Sallai Meridor, Prime Minister Ehud Olmert’s U.S. ambassador, was addressing a small group of leaders of American Jewish organizations, presenting an overview of challenges facing Israel. One must remember that Meridor, a resident of Ma’aleh Adumim on the West Bank, had followed the same ideological journey as Olmert, from a belief in a Jewish state stretching from the Mediterranean eastward beyond the Jordan River to an understanding that this view doesn’t square with the concept of a democratic Jewish state.
Meridor told his audience that the world’s view of Israel and nationalism in general had changed, the reality on the ground was different and Israel had to adjust and respond accordingly.
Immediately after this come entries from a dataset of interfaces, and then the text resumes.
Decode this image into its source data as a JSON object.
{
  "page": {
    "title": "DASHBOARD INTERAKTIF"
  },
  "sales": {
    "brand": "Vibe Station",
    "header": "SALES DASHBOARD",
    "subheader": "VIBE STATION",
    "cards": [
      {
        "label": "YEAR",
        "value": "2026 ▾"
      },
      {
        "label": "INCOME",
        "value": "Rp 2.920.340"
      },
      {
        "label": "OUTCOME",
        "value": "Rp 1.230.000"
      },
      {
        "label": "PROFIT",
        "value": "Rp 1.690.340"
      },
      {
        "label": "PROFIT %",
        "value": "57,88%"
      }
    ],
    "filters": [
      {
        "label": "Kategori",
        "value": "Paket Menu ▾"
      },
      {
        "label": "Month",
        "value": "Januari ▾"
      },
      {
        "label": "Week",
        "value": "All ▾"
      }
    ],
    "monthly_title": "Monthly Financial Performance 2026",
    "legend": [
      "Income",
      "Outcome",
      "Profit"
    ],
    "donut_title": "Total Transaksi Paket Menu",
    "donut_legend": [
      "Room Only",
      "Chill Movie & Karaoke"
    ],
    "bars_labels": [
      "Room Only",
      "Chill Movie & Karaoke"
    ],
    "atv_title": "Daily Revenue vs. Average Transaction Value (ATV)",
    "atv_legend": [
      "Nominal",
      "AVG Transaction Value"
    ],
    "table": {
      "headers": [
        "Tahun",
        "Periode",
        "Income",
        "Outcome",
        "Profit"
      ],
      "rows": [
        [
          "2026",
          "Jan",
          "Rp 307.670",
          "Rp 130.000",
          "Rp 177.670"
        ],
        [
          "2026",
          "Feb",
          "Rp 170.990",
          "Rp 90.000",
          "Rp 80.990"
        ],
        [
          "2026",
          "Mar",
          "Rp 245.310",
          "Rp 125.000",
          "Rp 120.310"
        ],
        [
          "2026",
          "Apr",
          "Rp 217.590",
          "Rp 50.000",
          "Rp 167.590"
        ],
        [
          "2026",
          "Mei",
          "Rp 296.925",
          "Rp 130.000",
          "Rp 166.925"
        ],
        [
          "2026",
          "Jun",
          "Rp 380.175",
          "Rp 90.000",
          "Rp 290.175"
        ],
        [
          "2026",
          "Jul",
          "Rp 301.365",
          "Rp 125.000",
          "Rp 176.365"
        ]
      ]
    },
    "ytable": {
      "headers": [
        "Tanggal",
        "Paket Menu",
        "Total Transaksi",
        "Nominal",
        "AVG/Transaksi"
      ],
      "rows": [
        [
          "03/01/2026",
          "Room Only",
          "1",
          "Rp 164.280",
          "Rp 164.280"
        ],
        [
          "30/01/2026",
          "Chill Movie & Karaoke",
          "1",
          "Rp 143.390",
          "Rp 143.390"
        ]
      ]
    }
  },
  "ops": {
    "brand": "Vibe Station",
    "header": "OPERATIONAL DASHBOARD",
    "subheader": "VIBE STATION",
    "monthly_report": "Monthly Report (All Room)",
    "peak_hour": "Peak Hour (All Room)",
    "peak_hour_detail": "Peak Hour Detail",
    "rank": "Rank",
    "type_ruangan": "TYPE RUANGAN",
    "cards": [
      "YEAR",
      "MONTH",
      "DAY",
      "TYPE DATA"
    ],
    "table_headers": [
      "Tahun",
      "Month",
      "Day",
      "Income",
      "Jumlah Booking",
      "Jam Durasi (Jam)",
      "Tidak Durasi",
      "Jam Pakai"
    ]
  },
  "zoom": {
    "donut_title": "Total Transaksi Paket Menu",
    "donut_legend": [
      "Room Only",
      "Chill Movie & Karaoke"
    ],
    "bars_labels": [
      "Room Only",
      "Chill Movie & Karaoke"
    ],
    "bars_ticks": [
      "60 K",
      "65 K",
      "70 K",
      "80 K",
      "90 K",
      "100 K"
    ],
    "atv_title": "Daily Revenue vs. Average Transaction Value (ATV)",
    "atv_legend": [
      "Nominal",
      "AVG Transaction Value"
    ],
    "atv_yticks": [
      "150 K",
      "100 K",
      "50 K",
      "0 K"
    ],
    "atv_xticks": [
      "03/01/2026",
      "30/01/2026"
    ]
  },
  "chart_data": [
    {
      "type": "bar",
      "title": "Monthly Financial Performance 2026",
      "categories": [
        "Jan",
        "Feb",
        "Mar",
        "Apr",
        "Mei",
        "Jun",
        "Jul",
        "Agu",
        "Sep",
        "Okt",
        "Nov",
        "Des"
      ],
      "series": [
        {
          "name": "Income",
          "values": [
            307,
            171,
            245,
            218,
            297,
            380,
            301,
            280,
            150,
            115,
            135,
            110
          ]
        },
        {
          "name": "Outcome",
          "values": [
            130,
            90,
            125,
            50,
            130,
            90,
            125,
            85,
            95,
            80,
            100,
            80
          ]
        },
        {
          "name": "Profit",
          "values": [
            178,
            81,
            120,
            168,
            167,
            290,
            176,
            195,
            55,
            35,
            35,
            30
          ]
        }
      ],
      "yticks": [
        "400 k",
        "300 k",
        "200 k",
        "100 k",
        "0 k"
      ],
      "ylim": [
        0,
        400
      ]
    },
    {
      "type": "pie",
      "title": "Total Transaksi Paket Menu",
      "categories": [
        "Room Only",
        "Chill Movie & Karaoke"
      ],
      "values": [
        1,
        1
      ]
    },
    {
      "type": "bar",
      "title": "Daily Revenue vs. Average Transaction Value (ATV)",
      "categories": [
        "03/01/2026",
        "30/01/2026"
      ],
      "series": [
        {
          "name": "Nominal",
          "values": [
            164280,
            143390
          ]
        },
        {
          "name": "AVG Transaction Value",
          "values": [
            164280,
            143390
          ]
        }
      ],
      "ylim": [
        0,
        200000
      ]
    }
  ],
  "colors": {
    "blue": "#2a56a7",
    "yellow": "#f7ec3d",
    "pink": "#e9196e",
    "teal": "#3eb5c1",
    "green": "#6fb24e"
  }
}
A participant in the meeting, a well known personality, questioned the Ambassador and suggested that he rethink his new found support for a two state solution. Meridor’s response was telling; instead of showing outrage at the lack of respect, he smiled and basically said, I’ll repeat what I said but explain it better this time.
Why did this experience come to mind this week?
First of all, The EU decision that limits eligibility for EU grants and prizes to Israeli entities that are located within the pre-1967 borders simply puts on paper what has already been long-standing EU policy regarding the illegitimacy of the West Bank occupation. This is the new reality that Meridor spoke about five years ago and the unnamed Israeli official who was quoted as calling the EU announcement an “earthquake” is reminiscent of the aforementioned Jewish leader. Someone needs to sit with him and slowly explain why he shouldn’t be so surprised by this development.
Secondly, before his appointment Ron Dermer has been very outspoken in his opposition to a two state solution, the stated policy of his once and future boss, Prime Minister Benjamin Netanyahu. One wonders whether both men are on the same ideological journey followed by the Olmert-Meridor duo. If I am being too optimistic, perhaps, they will at least see the EU decision, as Tzipi Livni told Army Radio, as “a wake -up call.” She added, “we can easily get to a point where we are isolated by Europe.” In the past we have used phrases like “time is running out,” but this week’s events give extra backing to the sentiment and require Israeli leaders to demonstrate both courage and vision, engaging in peacemaking now.
The good news is that rumors continue to fly that Secretary of State John Kerry is very close to reaching agreement with the Israelis and Palestinians to renew negotiations over a permanent and perhaps regional peace deal, judging from the inclusion of Arab League leaders at his meetings in Amman today.
The process will not be easy, but perhaps the EU announcement coupled with United States facilitation can actually provide the right atmosphere to prod the sides to confront the difficult issues. The American Jewish community can play an important supportive role and help Israel and the Palestinians complete the historic task. This includes both individual community members and organizational leadership lining up behind the American government’s leadership role in the process. In addition, communal umbrella bodies should demonstrate the same unified supportive voice for peace as it does when Israel is threatened military. Ameinu will certainly play our part.